Monkeypox is also a self-limited disease that typically lasts from 2 to 4 weeks, though its symptoms vary in severity. The most common symptoms are fever, body aches, swollen lymph nodes, and rashes.
Unlike COVID, monkeypox is already well-studied and there is already a vaccine for it, as well as general-use antivirals that may help in controlling its symptoms. The main concern now is simply on how each country will react to the outbreak to avoid a sudden shortage in vaccines, especially in lesser-developed countries where fatalities might be higher.
Experts have also noted that monkeypox could become a new common STD in the US should it get out of hand. The disease is easily transmitted through physical contact, and should it fail to be contained early, it could become more and more common as an STD.
Parallel to this is how certain countries will respond, especially those where homosexuality is treated with hostility. Though monkeypox can transmit through any physical contact, a stigma might be formed around homosexuality in particular, as it was for AIDS/HIV.
And of course, with widespread contagion that goes unchecked, the higher the chances of new and more dangerous variants appearing. This is why despite not posing much of a threat now, it’s still in the best interest of the entire world that monkeypox isn’t allowed to go that far.
Since May, almost 3000 cases have been reported in the US.
As for prevention, most of what you learned during the COVID pandemic still applies. It’s worth noting that monkeypox doesn’t transmit through the air like COVID, and is most commonly transmitted through skin-to-skin contact.
Obviously, hugging, kissing, or having sexual relations with someone that has monkeypox puts you at immense risk, but even simply shaking hands or touching the clothes of someone infected is dangerous.
In short, remember to wash your hands frequently, mind your physical interactions with others, and while monkeypox doesn’t transmit through the air, wearing a mask in crowded areas might be a good call.
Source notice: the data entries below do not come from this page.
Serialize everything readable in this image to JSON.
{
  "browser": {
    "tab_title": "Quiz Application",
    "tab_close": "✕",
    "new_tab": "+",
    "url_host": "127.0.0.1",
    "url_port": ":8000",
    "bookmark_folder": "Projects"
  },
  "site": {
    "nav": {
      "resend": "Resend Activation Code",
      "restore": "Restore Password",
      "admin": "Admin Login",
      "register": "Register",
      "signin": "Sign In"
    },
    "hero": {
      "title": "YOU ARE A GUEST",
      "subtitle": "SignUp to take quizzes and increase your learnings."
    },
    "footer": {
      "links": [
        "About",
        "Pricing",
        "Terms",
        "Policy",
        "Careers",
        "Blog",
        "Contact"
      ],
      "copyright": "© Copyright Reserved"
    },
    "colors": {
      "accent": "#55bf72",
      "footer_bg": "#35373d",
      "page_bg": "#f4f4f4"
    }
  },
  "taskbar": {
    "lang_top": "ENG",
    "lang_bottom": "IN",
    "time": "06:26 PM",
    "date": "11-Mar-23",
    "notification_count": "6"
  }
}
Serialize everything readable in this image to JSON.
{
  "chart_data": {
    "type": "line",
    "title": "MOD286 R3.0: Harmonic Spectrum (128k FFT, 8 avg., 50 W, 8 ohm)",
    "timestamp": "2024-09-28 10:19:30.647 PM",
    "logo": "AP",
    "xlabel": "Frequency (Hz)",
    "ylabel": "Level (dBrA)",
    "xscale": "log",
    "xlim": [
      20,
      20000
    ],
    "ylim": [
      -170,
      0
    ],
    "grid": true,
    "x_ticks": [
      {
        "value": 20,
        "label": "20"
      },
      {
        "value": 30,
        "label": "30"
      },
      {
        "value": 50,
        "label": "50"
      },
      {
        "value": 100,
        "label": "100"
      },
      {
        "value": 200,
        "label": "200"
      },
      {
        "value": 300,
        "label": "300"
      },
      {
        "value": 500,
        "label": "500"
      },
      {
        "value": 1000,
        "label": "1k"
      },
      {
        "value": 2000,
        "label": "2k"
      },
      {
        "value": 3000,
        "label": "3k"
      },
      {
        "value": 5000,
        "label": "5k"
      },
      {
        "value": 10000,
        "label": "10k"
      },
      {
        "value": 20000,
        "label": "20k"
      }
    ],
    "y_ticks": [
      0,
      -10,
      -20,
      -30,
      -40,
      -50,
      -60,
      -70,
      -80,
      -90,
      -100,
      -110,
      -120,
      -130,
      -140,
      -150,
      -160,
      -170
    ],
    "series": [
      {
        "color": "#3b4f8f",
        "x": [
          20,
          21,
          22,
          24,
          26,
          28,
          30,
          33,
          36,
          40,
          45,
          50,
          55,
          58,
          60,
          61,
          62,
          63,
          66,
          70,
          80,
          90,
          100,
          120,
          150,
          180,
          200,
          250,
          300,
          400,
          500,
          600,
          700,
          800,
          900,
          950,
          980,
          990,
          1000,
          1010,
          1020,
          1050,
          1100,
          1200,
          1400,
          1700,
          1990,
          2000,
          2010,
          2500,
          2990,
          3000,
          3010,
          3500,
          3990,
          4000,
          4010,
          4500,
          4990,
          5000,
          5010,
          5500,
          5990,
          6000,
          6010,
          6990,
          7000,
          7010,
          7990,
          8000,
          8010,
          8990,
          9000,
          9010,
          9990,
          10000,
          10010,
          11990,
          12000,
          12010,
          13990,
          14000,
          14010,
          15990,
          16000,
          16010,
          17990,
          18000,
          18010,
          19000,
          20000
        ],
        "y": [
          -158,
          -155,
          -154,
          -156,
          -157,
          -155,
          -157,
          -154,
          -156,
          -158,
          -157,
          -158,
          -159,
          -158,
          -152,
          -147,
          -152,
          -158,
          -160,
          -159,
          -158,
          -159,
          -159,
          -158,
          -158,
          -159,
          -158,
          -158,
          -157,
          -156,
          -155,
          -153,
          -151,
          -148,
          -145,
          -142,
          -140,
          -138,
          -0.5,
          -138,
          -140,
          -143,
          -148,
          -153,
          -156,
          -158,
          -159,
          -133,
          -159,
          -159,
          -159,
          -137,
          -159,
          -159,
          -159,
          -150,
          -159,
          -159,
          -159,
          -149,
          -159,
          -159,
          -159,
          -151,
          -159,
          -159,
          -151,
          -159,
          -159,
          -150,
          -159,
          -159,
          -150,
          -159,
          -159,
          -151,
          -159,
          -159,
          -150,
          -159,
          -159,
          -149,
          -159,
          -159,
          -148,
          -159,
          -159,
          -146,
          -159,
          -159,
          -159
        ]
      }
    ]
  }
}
Remember that monkeypox can be transmitted through bodily fluids, and that includes saliva that can easily get in contact with others during regular conversations.
More developments should happen in the coming weeks as opportunities for vaccinations should become available, so keep a close eye on the news and take basic precautions to keep yourself safe in the meantime.
For more information on monkeypox, including symptoms and other prevention tips, check the official CDC page on monkeypox.